Directions:
In the following listing, find the lines containing "supplied" and report them.

Provided material:
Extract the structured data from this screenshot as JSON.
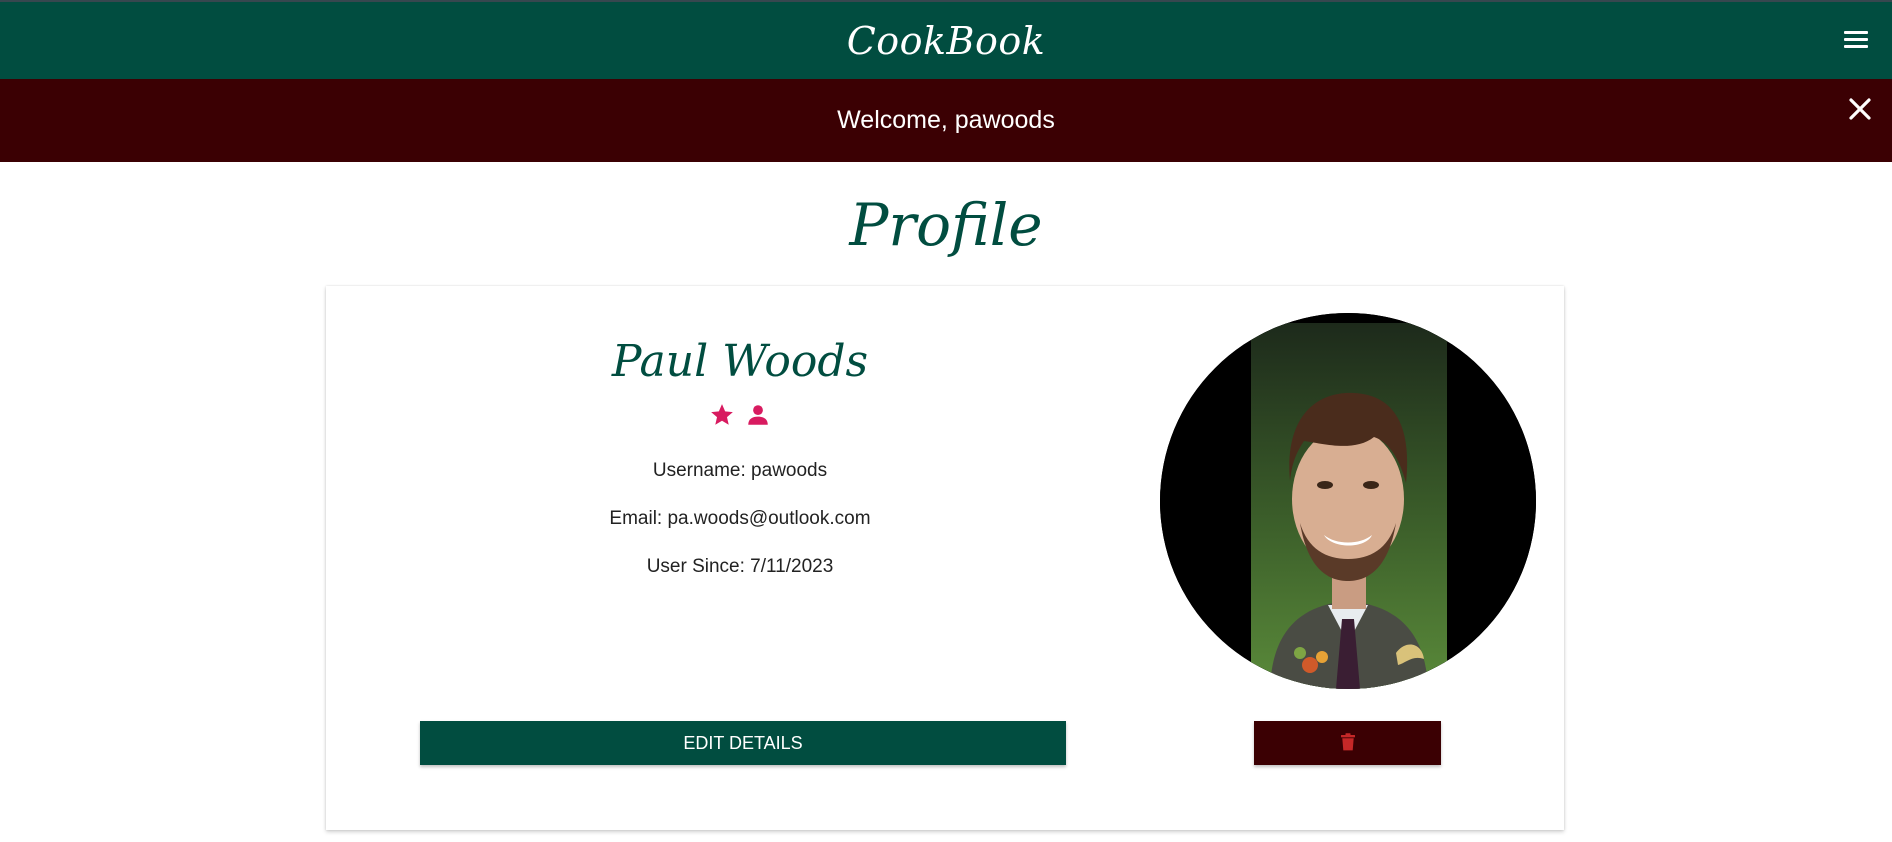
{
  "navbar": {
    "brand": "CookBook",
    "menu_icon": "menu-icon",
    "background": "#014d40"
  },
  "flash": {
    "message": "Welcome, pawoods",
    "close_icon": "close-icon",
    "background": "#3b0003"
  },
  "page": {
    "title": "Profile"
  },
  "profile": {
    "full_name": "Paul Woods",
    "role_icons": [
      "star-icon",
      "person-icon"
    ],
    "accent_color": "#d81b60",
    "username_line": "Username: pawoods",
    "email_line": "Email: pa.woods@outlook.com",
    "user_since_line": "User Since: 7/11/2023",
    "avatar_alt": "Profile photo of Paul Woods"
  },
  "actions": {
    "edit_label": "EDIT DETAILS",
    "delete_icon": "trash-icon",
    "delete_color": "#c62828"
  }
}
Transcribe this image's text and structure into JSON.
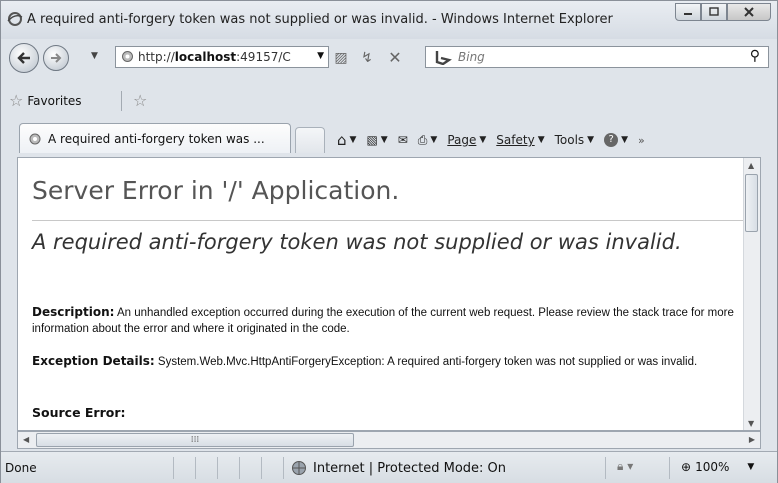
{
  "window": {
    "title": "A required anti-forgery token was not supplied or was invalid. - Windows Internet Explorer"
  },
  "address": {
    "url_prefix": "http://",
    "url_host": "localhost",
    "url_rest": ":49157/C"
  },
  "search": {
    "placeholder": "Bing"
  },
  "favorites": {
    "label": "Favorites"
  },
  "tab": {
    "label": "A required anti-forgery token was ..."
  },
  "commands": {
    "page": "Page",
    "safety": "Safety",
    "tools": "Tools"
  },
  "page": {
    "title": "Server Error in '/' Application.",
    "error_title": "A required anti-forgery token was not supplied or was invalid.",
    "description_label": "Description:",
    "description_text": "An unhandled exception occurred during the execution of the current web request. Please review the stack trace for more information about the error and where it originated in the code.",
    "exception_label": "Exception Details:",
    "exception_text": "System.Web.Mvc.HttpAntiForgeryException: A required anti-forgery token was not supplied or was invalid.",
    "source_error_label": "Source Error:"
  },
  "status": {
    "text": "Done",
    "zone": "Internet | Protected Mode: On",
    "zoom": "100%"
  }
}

Answer to this task:
    "title": "A required anti-forgery token was not supplied or was invalid. - Windows Internet Explorer"
    "error_title": "A required anti-forgery token was not supplied or was invalid.",
    "exception_text": "System.Web.Mvc.HttpAntiForgeryException: A required anti-forgery token was not supplied or was invalid.",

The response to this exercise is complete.